- [The task] Output all the records word for word. Drop the pictures.

- [Website and app data records]
+ + + + +
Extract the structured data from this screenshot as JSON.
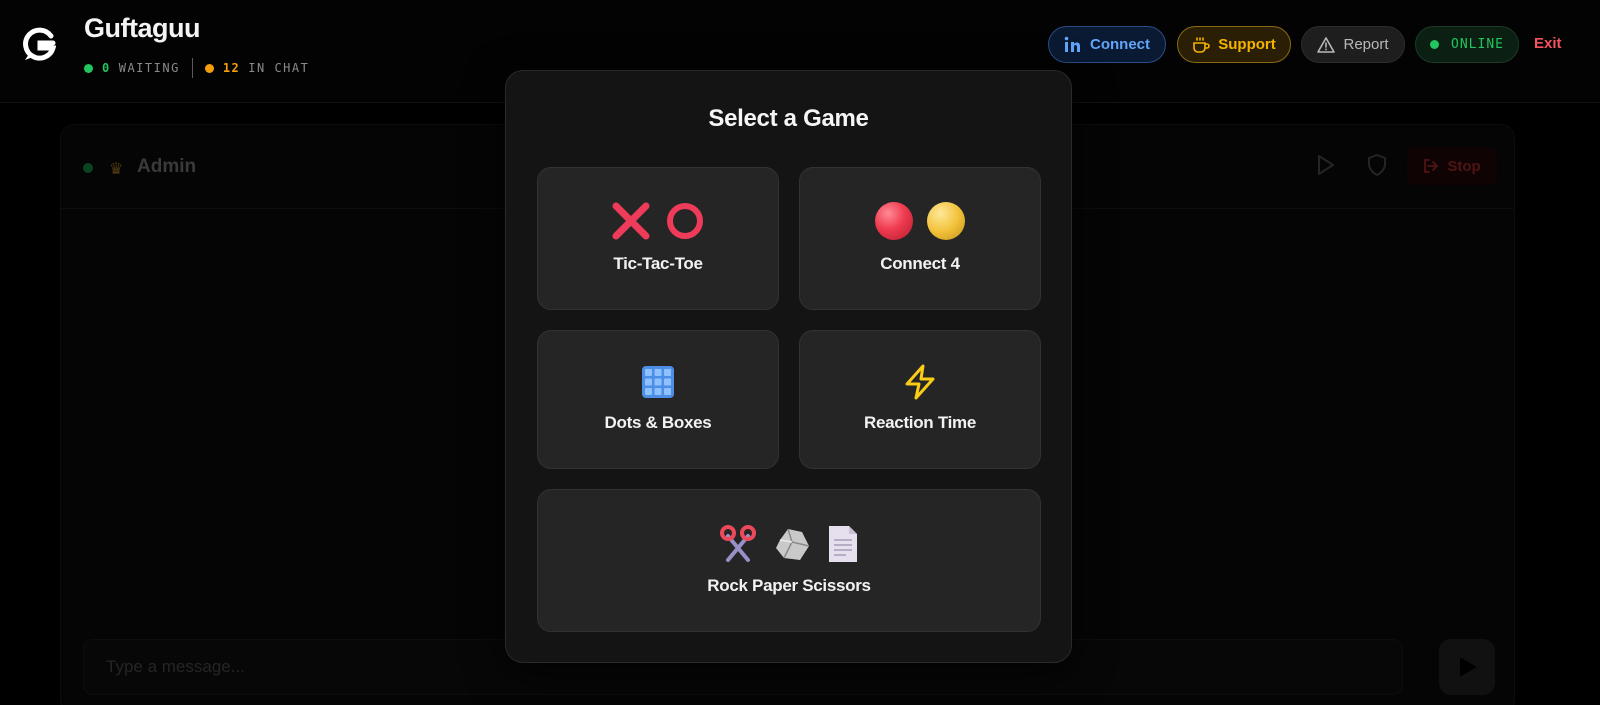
{
  "header": {
    "brand": "Guftaguu",
    "waiting_count": "0",
    "waiting_label": "WAITING",
    "chat_count": "12",
    "chat_label": "IN CHAT",
    "buttons": {
      "connect": "Connect",
      "support": "Support",
      "report": "Report",
      "online": "ONLINE",
      "exit": "Exit"
    }
  },
  "chat": {
    "partner_name": "Admin",
    "stop_label": "Stop",
    "message_placeholder": "Type a message..."
  },
  "modal": {
    "title": "Select a Game",
    "games": [
      {
        "name": "Tic-Tac-Toe",
        "icons": [
          "x-icon",
          "o-icon"
        ]
      },
      {
        "name": "Connect 4",
        "icons": [
          "red-disc-icon",
          "yellow-disc-icon"
        ]
      },
      {
        "name": "Dots & Boxes",
        "icons": [
          "grid-icon"
        ]
      },
      {
        "name": "Reaction Time",
        "icons": [
          "lightning-icon"
        ]
      },
      {
        "name": "Rock Paper Scissors",
        "icons": [
          "scissors-icon",
          "rock-icon",
          "paper-icon"
        ]
      }
    ]
  },
  "colors": {
    "accent_blue": "#60a5fa",
    "accent_gold": "#f5b400",
    "online_green": "#22c55e",
    "waiting_orange": "#f59e0b",
    "exit_red": "#f4525e",
    "tic_red": "#ef3b5a",
    "lightning_yellow": "#facc15"
  }
}
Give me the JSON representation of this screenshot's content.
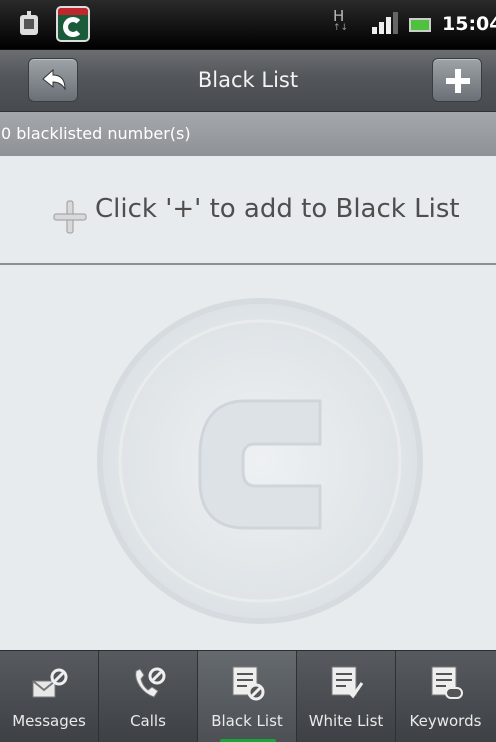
{
  "status_bar": {
    "network_type": "H",
    "network_arrows": "↑↓",
    "time": "15:04",
    "icons": [
      "android-debug-icon",
      "comodo-app-icon",
      "signal-icon",
      "battery-icon"
    ]
  },
  "title_bar": {
    "title": "Black List",
    "back_icon": "back-arrow-icon",
    "add_icon": "plus-icon"
  },
  "count": {
    "text": "0 blacklisted number(s)"
  },
  "empty_state": {
    "hint": "Click '+' to add to Black List",
    "hint_icon": "plus-icon",
    "watermark": "comodo-logo-watermark"
  },
  "tabs": [
    {
      "label": "Messages",
      "icon": "message-block-icon",
      "active": false
    },
    {
      "label": "Calls",
      "icon": "phone-block-icon",
      "active": false
    },
    {
      "label": "Black List",
      "icon": "list-block-icon",
      "active": true
    },
    {
      "label": "White List",
      "icon": "list-check-icon",
      "active": false
    },
    {
      "label": "Keywords",
      "icon": "keyword-list-icon",
      "active": false
    }
  ],
  "colors": {
    "accent_indicator": "#1ba33c",
    "title_bar": "#55595d",
    "content_bg": "#e7ebee"
  }
}
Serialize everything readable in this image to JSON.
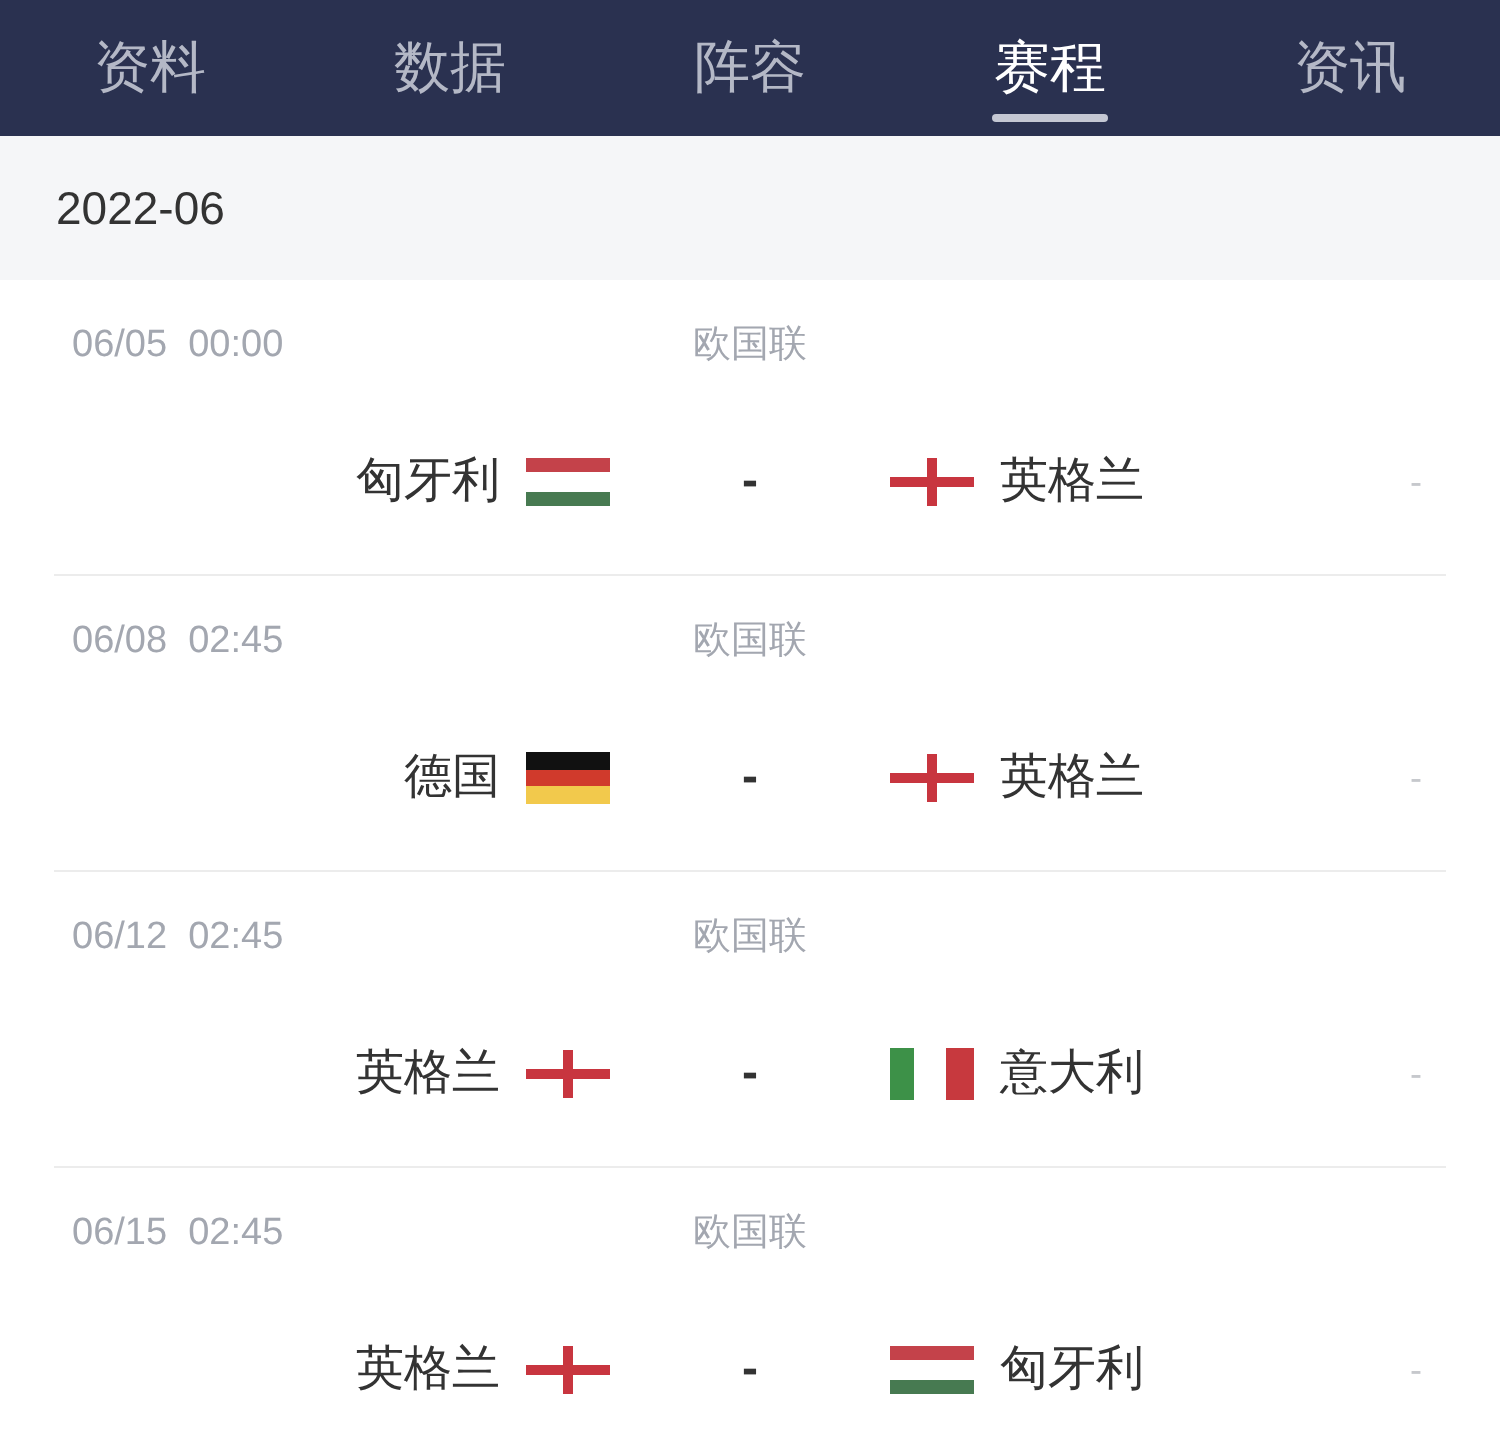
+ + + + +
- [Expected answer]
Extract the structured data from this screenshot as JSON.
{
  "header": {
    "brand": "Guftaguu",
    "waiting_count": "0",
    "waiting_label": "WAITING",
    "chat_count": "12",
    "chat_label": "IN CHAT",
    "buttons": {
      "connect": "Connect",
      "support": "Support",
      "report": "Report",
      "online": "ONLINE",
      "exit": "Exit"
    }
  },
  "chat": {
    "partner_name": "Admin",
    "stop_label": "Stop",
    "message_placeholder": "Type a message..."
  },
  "modal": {
    "title": "Select a Game",
    "games": [
      {
        "name": "Tic-Tac-Toe",
        "icons": [
          "x-icon",
          "o-icon"
        ]
      },
      {
        "name": "Connect 4",
        "icons": [
          "red-disc-icon",
          "yellow-disc-icon"
        ]
      },
      {
        "name": "Dots & Boxes",
        "icons": [
          "grid-icon"
        ]
      },
      {
        "name": "Reaction Time",
        "icons": [
          "lightning-icon"
        ]
      },
      {
        "name": "Rock Paper Scissors",
        "icons": [
          "scissors-icon",
          "rock-icon",
          "paper-icon"
        ]
      }
    ]
  },
  "colors": {
    "accent_blue": "#60a5fa",
    "accent_gold": "#f5b400",
    "online_green": "#22c55e",
    "waiting_orange": "#f59e0b",
    "exit_red": "#f4525e",
    "tic_red": "#ef3b5a",
    "lightning_yellow": "#facc15"
  }
}
Give me the JSON representation of this screenshot's content.
{
  "status_bar": {
    "network_type": "H",
    "network_arrows": "↑↓",
    "time": "15:04",
    "icons": [
      "android-debug-icon",
      "comodo-app-icon",
      "signal-icon",
      "battery-icon"
    ]
  },
  "title_bar": {
    "title": "Black List",
    "back_icon": "back-arrow-icon",
    "add_icon": "plus-icon"
  },
  "count": {
    "text": "0 blacklisted number(s)"
  },
  "empty_state": {
    "hint": "Click '+' to add to Black List",
    "hint_icon": "plus-icon",
    "watermark": "comodo-logo-watermark"
  },
  "tabs": [
    {
      "label": "Messages",
      "icon": "message-block-icon",
      "active": false
    },
    {
      "label": "Calls",
      "icon": "phone-block-icon",
      "active": false
    },
    {
      "label": "Black List",
      "icon": "list-block-icon",
      "active": true
    },
    {
      "label": "White List",
      "icon": "list-check-icon",
      "active": false
    },
    {
      "label": "Keywords",
      "icon": "keyword-list-icon",
      "active": false
    }
  ],
  "colors": {
    "accent_indicator": "#1ba33c",
    "title_bar": "#55595d",
    "content_bg": "#e7ebee"
  }
}
Serialize everything readable in this image to JSON.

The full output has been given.